“A lot of people died here,” a Chinese friend once told me. “Tai Ping rebels killed them and dumped them into this canal.” He peered over the railing and at the murky water. ” There may even still be bodies at the bottom.” He said this with a matter-of-factness that I just believed outright. I didn’t see any historical markers to this effect, but Jintan is his hometown — something he takes pride in.  And, when talking about Tai Ping Rebels, he’s referring to The Heavenly Kingdom (太平天国); as civil conflicts goes, this was not only the bloodiest in Chinese history, but global history in general.  It happened around the same time America had its own civil war.

But let me back up a bit. My friend and I were standing on a bridge, There was a remnant of an historic wall gate behind us.  Old skeletons might or might have been in the water beneath us, and Hua Luogeng Park 华罗庚公园 surrounded us.  So did Jintan. Two years ago, it was an independent satellite city under Changzhou’s jurisdiction.  Last year, it lost its independence and became

Jintan’s mathematical genius, Hua Luogeng.

Changzhou’s newest district.  The same thing happened to the once-city of Wujin many, many years ago. Such things happen when

Chinese urban centers rapidly expand.

As I result, I found myself intrigued by this new,  remote section of the Dragon City.  Hua Luogeng Park, I found, is the most ideal place to start when venturing into Jintan for the first time. Why? It’s the closest to the district’s long-distance bus terminal.  And by the way, it costs 15 RMB for an express bus to this part of Changzhou. The trip from and to the downtown station takes a little over one hour.  The park is also part of the city center. A visitor could easily take a

walk here before and/or after doing other things. But convenience is not the only reason to come here.

The park is named after Jintan’s most famous son, Hua Lougeng. He was a world-renowned mathematician. Amazingly enough, he had no formal training. All of his contributions to number theory and more resulted from years of dedicated study and self-teaching. He was never actually a university student; he was just a man with a passion for numbers. There is a prominent statue of him here seated and holding a cup. The American in me assumes the beverage is coffee, but this is China. It’s more than likely tea.

 

 

 

Yueyuan Garden

IMG_20151018_122819Changzhou is not particularly well known for private gardens. Bigger cities like Suzhou and Shanghai usually get more attention for that, and well they should. This doesn’t mean th

at Changzhou is a wasteland, either. There are some great public parks like Hongmei, Dongpo, and Jingchuan, but they are more recent creations. Many private gardens in Suzhou are also historical sites that have been around for at least two generations or more.
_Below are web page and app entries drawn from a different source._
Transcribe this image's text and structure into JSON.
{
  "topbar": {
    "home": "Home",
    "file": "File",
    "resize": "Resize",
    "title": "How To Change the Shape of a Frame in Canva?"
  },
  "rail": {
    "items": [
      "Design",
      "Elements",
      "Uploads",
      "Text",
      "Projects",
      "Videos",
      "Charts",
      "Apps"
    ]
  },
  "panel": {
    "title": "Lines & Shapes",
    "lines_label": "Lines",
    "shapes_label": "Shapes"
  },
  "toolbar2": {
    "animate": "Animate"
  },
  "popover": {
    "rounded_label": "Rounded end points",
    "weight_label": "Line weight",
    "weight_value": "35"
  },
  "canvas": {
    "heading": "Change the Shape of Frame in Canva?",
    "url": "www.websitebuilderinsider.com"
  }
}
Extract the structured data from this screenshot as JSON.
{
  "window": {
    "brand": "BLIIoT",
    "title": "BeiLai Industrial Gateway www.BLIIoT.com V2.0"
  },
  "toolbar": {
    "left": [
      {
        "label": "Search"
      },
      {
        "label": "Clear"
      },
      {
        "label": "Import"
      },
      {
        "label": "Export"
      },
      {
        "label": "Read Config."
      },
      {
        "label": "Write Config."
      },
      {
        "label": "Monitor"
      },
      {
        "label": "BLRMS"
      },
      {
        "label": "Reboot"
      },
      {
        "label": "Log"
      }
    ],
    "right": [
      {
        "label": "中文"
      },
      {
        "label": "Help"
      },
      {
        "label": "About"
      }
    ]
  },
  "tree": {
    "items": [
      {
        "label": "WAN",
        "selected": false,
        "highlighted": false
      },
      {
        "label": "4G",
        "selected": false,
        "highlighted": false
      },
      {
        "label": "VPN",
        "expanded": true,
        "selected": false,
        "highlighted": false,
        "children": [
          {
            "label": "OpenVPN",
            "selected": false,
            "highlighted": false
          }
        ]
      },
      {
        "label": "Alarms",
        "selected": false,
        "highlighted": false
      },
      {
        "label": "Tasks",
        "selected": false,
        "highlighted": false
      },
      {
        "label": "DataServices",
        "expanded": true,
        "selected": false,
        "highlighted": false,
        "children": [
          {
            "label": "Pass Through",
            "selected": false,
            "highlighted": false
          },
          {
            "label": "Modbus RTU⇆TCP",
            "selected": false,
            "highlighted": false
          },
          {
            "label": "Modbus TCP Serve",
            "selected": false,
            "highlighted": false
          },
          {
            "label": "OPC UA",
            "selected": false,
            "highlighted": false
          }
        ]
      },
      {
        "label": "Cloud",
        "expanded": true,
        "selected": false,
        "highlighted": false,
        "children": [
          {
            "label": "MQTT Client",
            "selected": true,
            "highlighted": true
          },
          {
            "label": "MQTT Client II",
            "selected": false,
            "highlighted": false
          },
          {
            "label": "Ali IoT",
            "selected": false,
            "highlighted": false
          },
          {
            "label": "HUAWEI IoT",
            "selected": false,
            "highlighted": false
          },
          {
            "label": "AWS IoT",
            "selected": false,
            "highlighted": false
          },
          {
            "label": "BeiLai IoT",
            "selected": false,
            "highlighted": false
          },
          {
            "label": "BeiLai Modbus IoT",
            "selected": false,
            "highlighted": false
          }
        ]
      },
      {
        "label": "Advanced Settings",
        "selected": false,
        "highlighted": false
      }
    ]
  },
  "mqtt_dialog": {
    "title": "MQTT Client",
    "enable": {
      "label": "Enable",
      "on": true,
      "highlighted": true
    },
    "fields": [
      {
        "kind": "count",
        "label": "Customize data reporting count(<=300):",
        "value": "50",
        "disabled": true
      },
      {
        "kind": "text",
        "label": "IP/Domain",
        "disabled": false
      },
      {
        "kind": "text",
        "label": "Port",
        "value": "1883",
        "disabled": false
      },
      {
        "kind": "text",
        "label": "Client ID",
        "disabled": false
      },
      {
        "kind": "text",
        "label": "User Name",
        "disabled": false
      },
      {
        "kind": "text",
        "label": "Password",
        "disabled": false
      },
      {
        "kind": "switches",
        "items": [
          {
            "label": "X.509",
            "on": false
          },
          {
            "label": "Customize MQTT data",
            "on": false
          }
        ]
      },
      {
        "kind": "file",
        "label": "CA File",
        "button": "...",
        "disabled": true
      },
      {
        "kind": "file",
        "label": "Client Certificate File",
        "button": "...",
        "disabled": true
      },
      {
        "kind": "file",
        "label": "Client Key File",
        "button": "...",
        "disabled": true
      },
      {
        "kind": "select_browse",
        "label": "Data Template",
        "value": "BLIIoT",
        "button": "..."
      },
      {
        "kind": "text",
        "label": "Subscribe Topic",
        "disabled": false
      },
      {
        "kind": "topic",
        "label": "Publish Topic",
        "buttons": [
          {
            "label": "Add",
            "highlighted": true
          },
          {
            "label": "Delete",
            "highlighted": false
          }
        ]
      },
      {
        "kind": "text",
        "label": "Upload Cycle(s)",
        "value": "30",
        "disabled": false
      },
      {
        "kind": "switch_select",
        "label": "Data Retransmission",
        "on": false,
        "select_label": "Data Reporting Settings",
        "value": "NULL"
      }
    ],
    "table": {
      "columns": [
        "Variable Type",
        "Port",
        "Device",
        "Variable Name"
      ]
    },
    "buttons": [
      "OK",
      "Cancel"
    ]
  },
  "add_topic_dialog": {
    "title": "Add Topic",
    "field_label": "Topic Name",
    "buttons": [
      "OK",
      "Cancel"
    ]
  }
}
I found such a place in downtown Changzhou, recently that dates from the Qing Dynasty. In fact, I have often passed by it since 2014 without even really knowing it was there.

Yueyuan Garden (约园) is practically right on Jinling Road, and the north-bound 302 bus passes it before crossing over Yanling Road. It’s also easy to walk to from Nandajie. If you walk south on Jinling, pass Tartine Bakery, it’s actually one of the immediate turn offs.

The garden itself is encircled by a circular road and some parking spaces and buildings belonging to Changzhou #2 People’s Hospital. The Garden has two pavilions. One sits atop gray and weathered rocks. The other is on an island in the middle of the pond. A concrete walkway with railings provides access. Besides sit – and possibly eat a takeout lunch – in peace and quiet there is not much else to do here. It is a realatively calm space where you hear the burbling of water more than Changzhou traffic.Yueyuan Garden in Tianning District, Changzhou